Interface dataset entries

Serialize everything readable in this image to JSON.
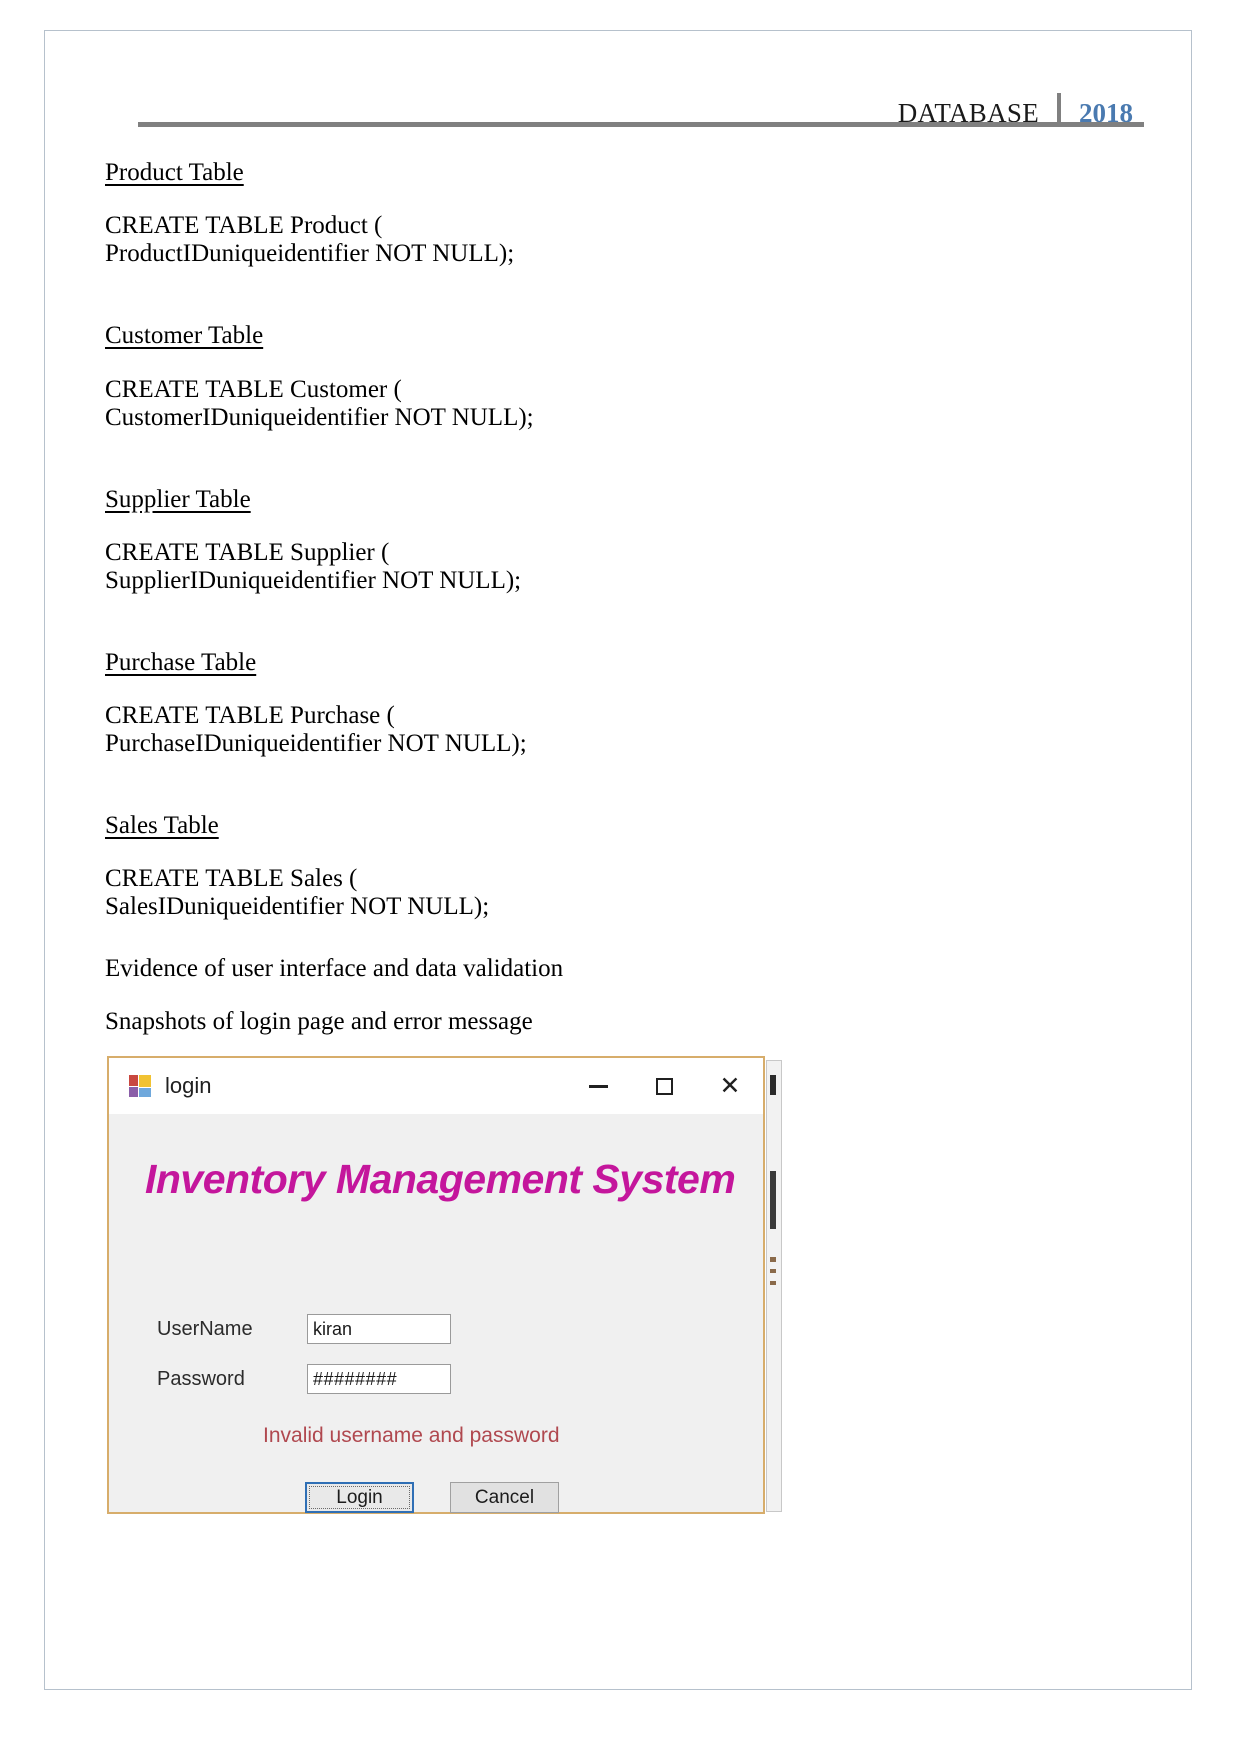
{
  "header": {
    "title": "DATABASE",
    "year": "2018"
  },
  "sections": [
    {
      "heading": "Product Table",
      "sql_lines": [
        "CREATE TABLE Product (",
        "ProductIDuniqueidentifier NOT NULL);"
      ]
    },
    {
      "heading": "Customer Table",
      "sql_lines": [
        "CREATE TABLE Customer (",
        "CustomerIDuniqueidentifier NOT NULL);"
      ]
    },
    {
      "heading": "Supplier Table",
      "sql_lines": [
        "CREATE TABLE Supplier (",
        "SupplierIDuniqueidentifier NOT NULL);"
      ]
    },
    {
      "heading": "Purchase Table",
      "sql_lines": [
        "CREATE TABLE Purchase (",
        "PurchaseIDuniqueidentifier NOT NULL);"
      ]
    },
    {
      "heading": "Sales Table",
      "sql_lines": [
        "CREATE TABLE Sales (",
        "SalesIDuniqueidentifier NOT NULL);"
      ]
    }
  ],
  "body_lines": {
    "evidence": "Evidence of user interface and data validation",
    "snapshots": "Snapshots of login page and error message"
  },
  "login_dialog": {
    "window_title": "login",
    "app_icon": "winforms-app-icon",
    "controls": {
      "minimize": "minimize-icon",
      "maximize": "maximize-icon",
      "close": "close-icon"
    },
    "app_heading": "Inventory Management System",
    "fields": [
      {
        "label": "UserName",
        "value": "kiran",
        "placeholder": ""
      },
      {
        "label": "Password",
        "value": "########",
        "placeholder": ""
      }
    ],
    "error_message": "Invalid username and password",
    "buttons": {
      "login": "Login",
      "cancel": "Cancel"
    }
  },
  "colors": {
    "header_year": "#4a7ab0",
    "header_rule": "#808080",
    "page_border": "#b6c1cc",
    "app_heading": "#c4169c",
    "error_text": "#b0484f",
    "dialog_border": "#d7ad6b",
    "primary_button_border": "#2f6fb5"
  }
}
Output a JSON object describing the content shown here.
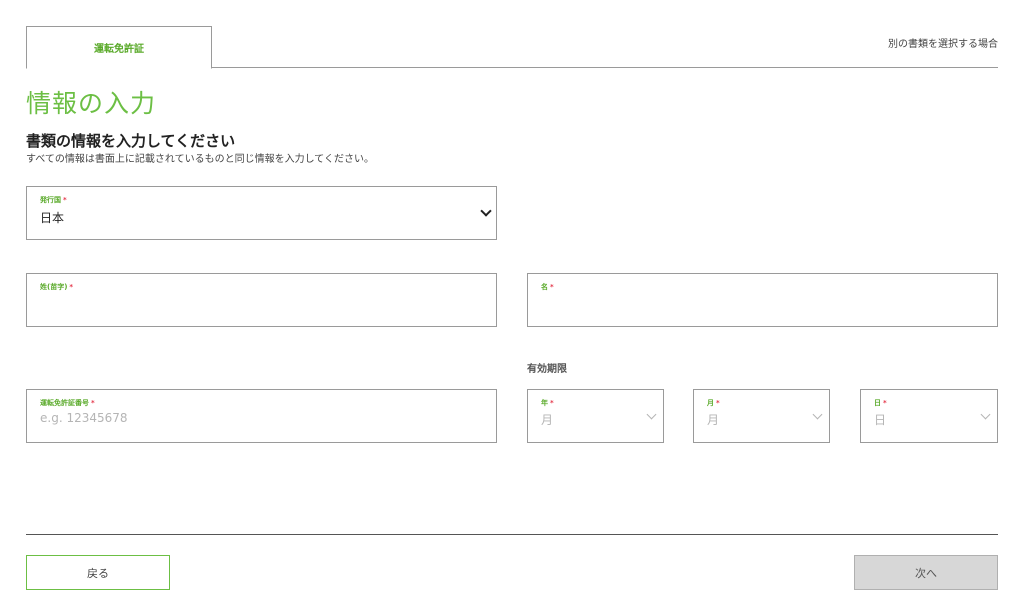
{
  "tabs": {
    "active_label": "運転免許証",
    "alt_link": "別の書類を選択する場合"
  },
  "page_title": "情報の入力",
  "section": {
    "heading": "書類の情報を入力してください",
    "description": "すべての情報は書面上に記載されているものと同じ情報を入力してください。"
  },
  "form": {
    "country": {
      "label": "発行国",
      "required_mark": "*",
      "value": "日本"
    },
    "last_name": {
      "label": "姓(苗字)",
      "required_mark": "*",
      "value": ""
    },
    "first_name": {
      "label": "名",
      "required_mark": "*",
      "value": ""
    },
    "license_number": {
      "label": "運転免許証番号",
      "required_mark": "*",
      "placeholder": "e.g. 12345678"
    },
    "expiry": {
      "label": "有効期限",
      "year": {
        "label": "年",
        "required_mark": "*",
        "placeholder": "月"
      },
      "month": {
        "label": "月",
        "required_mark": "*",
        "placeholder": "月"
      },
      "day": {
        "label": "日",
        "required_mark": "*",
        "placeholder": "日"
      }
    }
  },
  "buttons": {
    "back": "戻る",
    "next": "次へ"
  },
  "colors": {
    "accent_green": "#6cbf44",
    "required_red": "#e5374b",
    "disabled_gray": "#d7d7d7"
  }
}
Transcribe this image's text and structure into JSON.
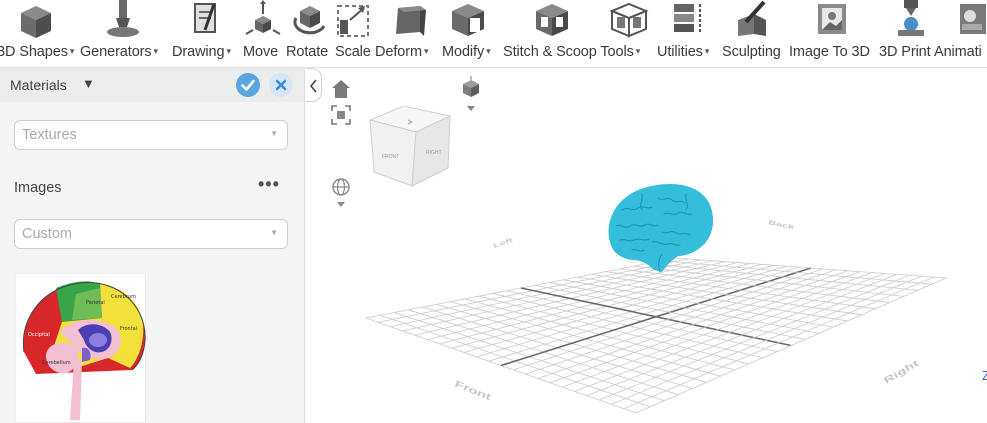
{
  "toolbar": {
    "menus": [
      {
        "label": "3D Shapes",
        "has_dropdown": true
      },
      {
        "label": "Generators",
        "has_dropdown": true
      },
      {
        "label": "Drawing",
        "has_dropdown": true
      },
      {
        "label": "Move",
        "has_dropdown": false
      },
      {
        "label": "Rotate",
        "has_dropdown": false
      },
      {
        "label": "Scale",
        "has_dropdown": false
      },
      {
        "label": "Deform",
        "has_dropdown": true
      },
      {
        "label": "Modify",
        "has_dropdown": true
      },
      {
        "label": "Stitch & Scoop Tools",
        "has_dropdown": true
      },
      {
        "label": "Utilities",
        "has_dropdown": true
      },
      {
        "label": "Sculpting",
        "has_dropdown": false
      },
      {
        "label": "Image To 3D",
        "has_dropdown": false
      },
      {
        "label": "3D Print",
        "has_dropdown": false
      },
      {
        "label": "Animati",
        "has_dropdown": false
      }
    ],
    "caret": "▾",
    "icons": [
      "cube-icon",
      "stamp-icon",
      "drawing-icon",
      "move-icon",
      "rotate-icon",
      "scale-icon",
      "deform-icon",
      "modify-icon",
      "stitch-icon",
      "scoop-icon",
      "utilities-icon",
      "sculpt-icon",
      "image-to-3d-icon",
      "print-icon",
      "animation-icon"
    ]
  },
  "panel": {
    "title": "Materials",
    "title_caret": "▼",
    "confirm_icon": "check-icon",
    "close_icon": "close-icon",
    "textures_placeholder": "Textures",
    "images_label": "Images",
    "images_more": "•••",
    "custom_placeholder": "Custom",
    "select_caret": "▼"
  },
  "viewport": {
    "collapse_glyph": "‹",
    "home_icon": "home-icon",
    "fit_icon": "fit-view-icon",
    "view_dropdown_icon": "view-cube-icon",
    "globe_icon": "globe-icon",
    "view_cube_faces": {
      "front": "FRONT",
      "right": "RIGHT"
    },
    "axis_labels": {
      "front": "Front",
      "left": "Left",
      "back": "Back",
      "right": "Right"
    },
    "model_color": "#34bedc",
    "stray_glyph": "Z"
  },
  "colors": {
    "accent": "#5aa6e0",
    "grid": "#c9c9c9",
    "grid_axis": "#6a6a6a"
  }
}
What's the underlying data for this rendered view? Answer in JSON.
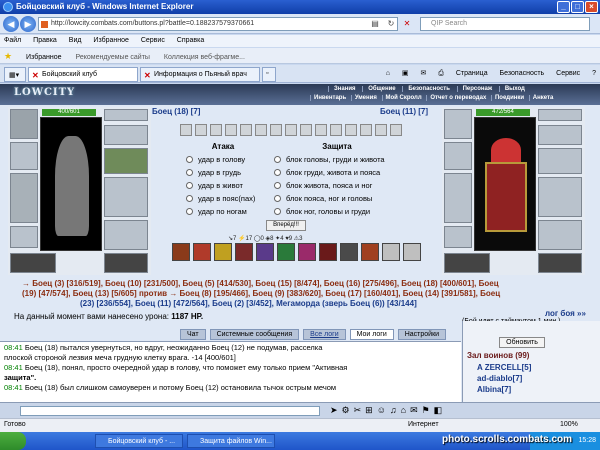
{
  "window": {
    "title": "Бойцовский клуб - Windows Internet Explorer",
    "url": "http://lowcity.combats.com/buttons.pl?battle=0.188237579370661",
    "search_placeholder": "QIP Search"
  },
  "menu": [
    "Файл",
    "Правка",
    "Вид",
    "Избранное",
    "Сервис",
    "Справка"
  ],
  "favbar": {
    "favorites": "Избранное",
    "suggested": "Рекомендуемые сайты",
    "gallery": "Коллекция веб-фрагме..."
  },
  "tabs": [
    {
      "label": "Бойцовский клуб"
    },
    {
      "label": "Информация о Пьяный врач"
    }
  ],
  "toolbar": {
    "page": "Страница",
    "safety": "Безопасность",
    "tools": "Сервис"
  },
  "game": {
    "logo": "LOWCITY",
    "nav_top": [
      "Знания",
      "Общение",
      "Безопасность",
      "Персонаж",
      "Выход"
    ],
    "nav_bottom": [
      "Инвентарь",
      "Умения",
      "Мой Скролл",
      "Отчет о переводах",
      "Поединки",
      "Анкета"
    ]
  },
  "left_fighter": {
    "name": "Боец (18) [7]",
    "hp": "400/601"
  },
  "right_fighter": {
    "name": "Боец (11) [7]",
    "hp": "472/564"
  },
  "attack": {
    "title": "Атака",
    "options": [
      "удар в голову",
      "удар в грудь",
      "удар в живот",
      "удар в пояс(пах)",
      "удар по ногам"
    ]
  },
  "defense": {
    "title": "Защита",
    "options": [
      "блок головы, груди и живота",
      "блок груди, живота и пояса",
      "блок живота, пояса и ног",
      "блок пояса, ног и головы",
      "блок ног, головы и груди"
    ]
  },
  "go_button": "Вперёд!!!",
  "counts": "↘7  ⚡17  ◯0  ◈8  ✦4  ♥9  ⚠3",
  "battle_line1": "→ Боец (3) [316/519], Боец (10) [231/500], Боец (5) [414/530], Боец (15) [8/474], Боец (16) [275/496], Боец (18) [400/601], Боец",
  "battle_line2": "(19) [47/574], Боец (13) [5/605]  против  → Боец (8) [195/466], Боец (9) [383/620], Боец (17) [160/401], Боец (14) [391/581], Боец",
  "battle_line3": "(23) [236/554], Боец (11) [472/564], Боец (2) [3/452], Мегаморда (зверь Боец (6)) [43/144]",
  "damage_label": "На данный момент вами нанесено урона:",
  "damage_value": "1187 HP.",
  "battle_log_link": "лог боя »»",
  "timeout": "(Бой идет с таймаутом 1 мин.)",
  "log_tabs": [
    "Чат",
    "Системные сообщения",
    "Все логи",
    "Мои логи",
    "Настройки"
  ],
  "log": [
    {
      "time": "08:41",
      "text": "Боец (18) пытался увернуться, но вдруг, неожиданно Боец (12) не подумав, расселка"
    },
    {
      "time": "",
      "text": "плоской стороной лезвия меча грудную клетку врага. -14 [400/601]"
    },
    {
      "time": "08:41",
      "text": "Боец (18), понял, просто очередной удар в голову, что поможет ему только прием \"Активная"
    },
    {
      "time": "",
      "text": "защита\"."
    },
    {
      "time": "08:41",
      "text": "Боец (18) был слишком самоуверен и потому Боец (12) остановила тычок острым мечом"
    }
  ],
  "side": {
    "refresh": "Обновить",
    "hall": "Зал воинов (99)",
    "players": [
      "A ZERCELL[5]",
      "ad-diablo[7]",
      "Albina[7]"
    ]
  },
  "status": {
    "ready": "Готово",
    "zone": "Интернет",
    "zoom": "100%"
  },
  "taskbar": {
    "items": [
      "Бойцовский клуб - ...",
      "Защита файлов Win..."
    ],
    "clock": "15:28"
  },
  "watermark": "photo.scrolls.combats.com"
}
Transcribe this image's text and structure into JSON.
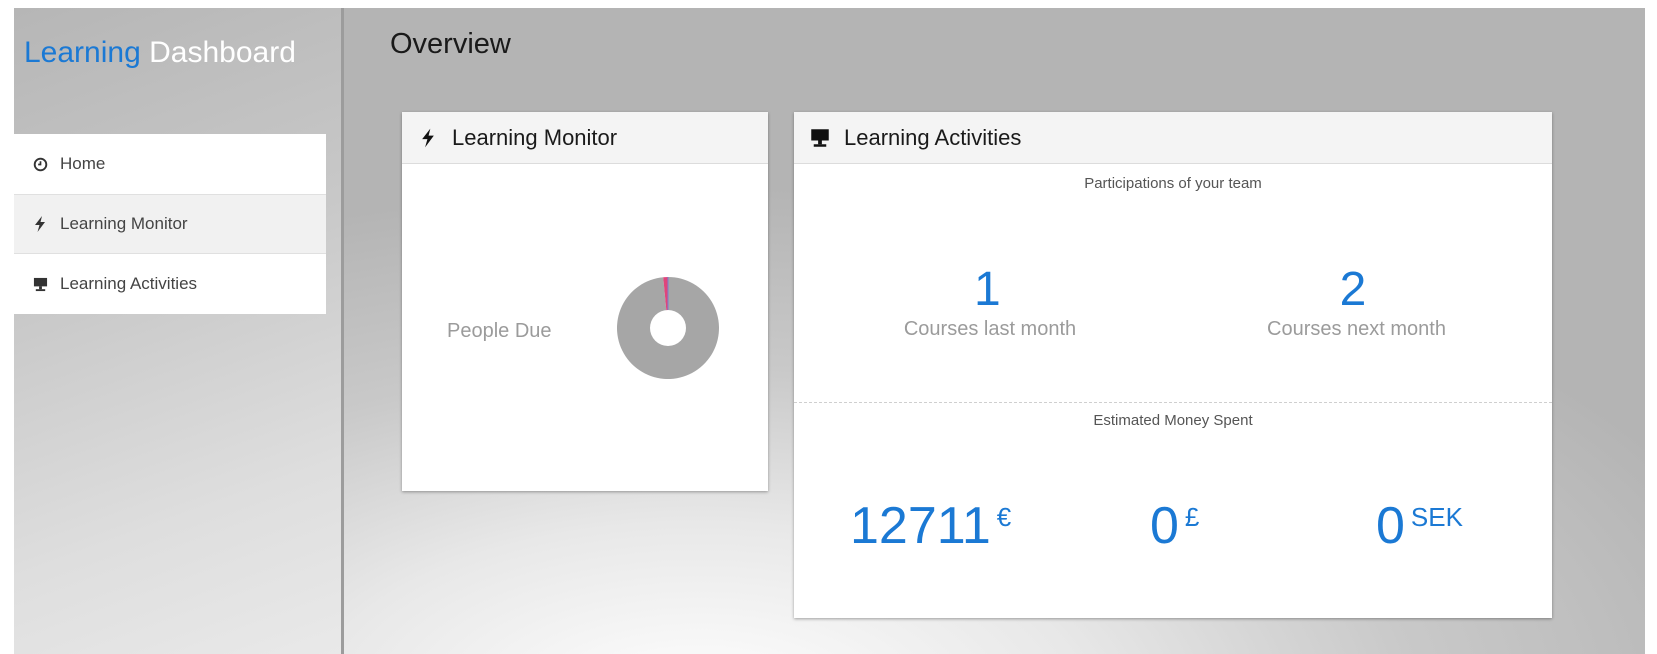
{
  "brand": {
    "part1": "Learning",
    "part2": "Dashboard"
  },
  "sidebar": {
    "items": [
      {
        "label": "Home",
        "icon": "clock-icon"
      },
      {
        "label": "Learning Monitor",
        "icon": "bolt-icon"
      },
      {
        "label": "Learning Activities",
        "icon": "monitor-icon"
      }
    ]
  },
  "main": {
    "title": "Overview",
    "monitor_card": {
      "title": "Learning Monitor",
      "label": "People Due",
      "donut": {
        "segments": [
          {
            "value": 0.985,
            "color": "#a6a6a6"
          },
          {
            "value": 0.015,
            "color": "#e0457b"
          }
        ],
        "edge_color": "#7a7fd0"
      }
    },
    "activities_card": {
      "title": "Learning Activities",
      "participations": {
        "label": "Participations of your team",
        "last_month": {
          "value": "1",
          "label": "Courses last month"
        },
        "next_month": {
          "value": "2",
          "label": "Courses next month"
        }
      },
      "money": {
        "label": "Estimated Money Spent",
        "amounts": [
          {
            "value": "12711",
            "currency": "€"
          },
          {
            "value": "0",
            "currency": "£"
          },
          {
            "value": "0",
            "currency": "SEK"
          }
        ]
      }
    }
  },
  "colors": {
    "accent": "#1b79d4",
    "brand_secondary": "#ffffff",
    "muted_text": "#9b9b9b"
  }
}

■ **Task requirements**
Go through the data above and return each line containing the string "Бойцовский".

■ **Answer to this task**
    "title": "Бойцовский клуб - Windows Internet Explorer",
      "label": "Бойцовский клуб"
      "Бойцовский клуб - ...",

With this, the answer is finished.